Dataset extract:
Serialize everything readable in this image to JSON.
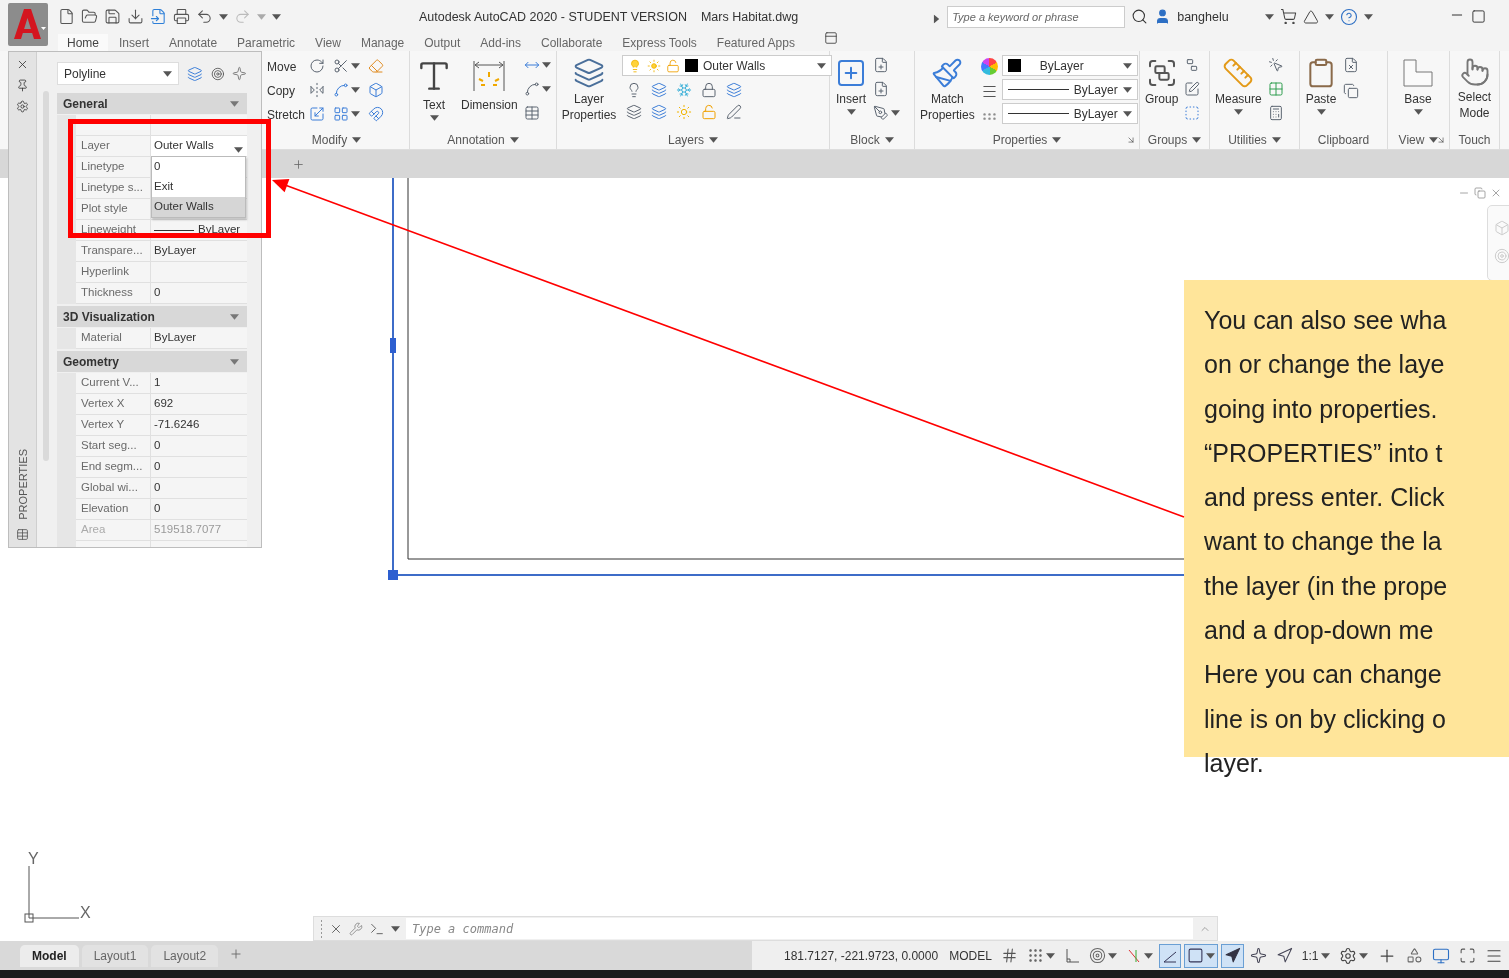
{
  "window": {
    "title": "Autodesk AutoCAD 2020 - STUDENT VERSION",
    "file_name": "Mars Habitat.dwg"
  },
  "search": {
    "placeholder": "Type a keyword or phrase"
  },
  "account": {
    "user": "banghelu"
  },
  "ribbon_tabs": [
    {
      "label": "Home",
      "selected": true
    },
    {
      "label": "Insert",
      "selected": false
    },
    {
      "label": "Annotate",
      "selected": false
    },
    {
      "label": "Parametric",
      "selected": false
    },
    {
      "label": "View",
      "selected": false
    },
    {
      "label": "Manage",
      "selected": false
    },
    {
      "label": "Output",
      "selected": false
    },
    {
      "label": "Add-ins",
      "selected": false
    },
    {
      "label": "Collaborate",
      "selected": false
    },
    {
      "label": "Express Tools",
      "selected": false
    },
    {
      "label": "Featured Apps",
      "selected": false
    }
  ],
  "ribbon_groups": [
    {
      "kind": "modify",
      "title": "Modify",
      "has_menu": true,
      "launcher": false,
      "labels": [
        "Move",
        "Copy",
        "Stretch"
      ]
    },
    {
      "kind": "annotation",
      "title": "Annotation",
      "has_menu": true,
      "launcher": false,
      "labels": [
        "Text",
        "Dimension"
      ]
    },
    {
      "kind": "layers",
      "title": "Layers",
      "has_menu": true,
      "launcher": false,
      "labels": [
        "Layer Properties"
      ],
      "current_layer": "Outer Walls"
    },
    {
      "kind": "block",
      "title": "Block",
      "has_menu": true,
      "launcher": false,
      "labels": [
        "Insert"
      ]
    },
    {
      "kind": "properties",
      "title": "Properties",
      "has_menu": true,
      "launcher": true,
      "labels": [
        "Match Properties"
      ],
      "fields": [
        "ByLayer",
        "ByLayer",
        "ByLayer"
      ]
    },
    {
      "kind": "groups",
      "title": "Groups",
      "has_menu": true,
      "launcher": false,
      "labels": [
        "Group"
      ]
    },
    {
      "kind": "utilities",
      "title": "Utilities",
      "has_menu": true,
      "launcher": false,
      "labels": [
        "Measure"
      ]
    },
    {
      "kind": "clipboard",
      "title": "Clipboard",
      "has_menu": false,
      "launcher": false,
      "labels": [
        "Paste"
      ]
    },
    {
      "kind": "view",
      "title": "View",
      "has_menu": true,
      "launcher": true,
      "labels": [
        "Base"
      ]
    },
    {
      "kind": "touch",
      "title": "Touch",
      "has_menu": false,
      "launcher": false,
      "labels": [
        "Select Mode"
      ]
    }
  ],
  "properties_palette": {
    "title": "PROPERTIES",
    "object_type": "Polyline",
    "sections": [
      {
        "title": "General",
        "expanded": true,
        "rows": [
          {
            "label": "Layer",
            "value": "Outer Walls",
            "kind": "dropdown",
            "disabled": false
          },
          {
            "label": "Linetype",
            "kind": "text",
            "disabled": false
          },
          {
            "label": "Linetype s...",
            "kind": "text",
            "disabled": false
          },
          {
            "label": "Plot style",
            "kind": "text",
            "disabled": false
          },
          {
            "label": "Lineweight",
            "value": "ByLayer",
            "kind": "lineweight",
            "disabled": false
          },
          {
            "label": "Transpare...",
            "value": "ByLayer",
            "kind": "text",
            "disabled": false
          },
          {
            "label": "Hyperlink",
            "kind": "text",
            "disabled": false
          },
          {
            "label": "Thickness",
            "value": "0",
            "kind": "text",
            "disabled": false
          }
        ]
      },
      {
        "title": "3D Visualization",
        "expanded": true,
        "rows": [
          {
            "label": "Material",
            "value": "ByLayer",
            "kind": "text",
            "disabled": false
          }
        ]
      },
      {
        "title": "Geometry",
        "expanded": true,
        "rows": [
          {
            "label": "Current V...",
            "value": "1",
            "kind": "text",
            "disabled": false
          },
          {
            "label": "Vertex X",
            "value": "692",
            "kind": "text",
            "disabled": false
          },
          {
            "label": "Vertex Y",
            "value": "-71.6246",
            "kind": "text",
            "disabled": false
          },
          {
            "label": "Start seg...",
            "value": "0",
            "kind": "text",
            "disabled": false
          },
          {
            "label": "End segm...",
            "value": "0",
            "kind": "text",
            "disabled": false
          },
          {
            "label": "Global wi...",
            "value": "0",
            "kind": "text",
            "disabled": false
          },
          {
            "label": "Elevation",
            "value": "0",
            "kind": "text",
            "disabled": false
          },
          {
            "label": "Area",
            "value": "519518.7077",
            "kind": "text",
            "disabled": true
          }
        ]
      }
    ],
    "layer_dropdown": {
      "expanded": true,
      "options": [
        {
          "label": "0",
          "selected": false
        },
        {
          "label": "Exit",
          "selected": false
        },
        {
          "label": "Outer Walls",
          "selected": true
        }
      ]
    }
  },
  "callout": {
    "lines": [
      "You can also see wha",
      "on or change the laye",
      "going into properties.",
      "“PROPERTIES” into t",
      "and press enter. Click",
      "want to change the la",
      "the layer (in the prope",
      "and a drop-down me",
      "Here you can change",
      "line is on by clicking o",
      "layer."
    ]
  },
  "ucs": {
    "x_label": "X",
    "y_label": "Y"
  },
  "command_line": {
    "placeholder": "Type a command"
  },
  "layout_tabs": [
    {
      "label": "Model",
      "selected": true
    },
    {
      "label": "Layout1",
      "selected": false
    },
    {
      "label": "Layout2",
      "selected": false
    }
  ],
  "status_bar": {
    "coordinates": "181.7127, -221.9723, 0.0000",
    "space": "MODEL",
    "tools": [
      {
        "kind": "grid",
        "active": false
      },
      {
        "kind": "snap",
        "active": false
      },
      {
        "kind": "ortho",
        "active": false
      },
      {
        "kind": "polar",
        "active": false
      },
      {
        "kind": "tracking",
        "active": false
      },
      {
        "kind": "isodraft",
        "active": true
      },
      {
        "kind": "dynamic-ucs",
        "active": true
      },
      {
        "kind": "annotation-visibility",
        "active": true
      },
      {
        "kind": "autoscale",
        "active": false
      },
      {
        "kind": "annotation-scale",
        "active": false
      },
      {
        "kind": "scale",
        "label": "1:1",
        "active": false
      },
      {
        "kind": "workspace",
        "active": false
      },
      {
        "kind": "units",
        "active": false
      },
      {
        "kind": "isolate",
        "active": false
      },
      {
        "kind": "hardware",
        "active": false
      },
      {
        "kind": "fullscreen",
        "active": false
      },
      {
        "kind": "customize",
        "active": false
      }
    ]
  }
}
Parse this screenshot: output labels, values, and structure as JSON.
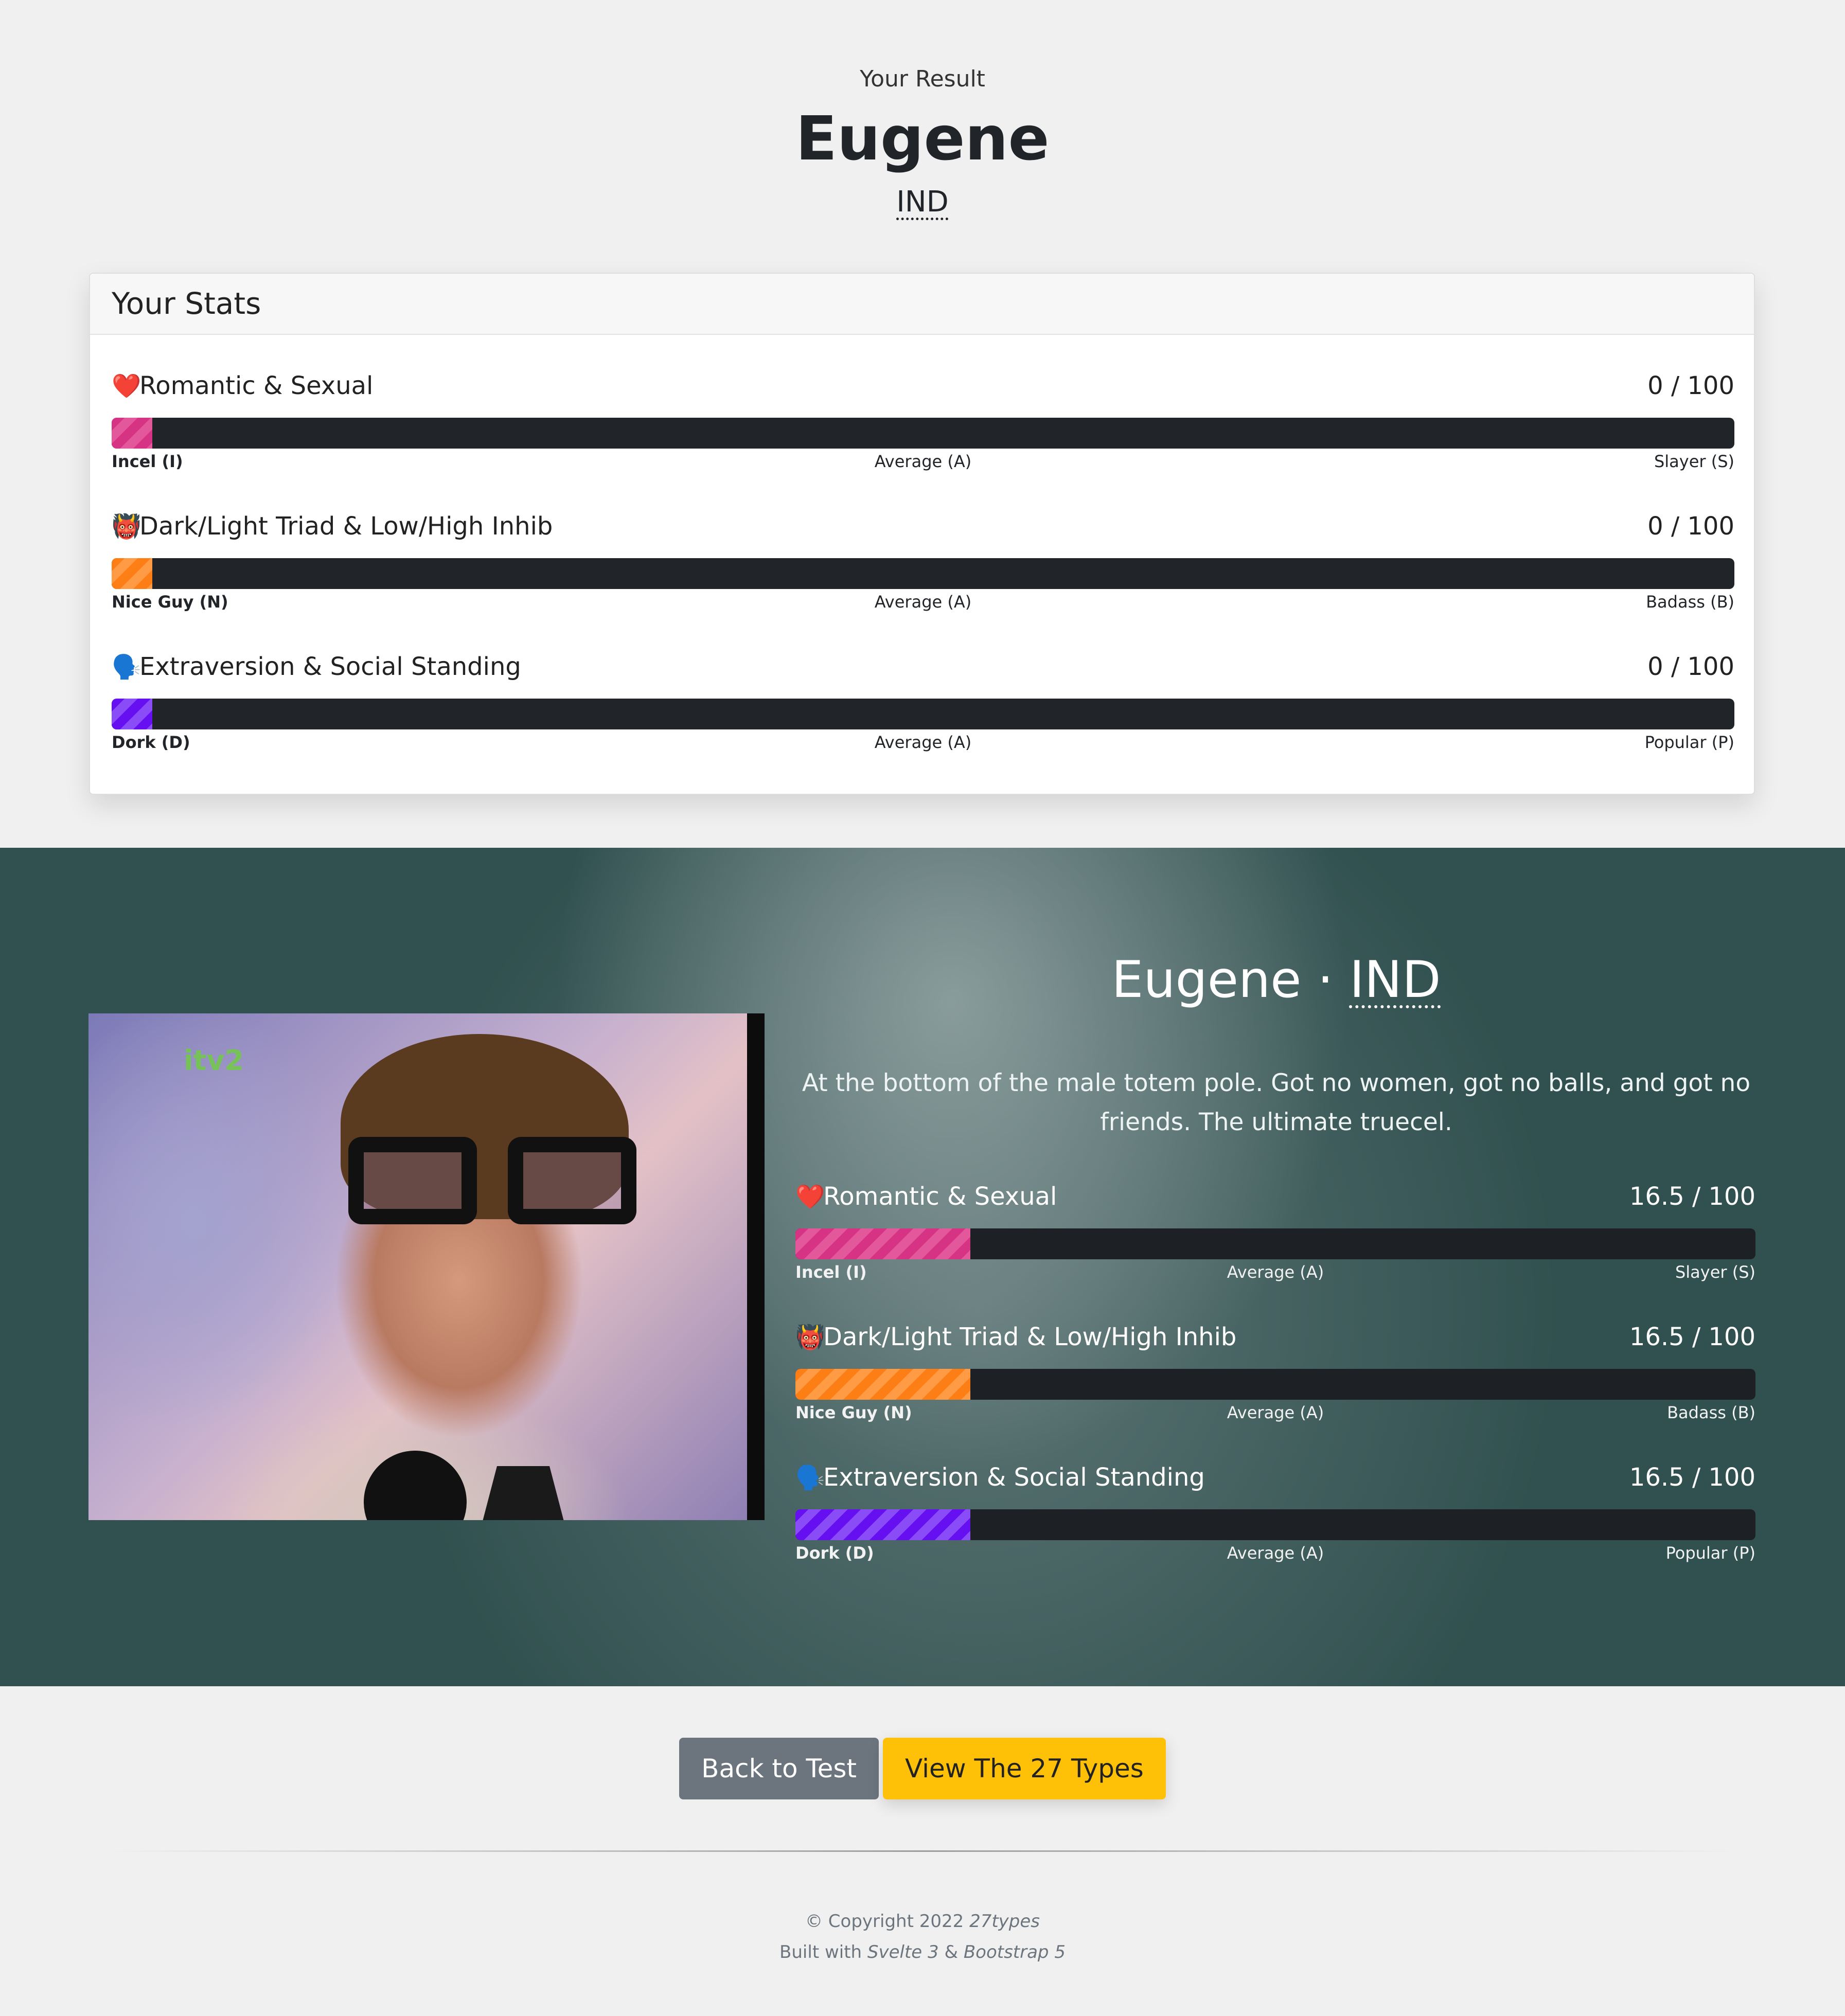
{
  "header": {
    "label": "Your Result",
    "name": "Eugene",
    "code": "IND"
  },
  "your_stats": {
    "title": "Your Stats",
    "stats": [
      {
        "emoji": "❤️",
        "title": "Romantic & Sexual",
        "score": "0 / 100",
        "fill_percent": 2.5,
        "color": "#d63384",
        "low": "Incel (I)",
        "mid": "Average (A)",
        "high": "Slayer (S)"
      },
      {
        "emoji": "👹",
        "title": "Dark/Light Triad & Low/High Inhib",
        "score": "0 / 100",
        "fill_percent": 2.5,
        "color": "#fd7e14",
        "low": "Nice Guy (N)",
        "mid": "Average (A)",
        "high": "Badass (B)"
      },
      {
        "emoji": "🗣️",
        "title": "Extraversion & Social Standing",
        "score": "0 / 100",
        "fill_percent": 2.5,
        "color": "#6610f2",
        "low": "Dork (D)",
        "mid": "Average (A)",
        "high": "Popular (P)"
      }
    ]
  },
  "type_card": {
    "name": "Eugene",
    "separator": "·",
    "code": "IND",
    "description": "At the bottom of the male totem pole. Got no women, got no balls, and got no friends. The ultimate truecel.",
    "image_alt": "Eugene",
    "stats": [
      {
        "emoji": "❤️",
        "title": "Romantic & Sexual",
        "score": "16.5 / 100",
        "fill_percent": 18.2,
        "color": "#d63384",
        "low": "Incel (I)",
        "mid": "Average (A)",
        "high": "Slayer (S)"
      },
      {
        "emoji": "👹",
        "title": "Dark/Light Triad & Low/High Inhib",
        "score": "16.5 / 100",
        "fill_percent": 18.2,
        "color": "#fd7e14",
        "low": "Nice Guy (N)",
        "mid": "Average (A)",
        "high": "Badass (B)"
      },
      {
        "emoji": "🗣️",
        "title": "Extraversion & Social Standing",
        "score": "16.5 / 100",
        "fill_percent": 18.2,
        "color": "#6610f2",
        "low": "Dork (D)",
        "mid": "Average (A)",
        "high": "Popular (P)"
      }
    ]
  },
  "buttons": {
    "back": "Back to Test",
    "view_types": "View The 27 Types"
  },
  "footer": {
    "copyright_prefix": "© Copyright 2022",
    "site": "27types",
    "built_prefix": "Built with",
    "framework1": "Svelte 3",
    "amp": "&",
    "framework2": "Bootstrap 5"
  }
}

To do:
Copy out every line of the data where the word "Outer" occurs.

Completed exercise:
      "current_layer": "Outer Walls"
            "value": "Outer Walls",
          "label": "Outer Walls",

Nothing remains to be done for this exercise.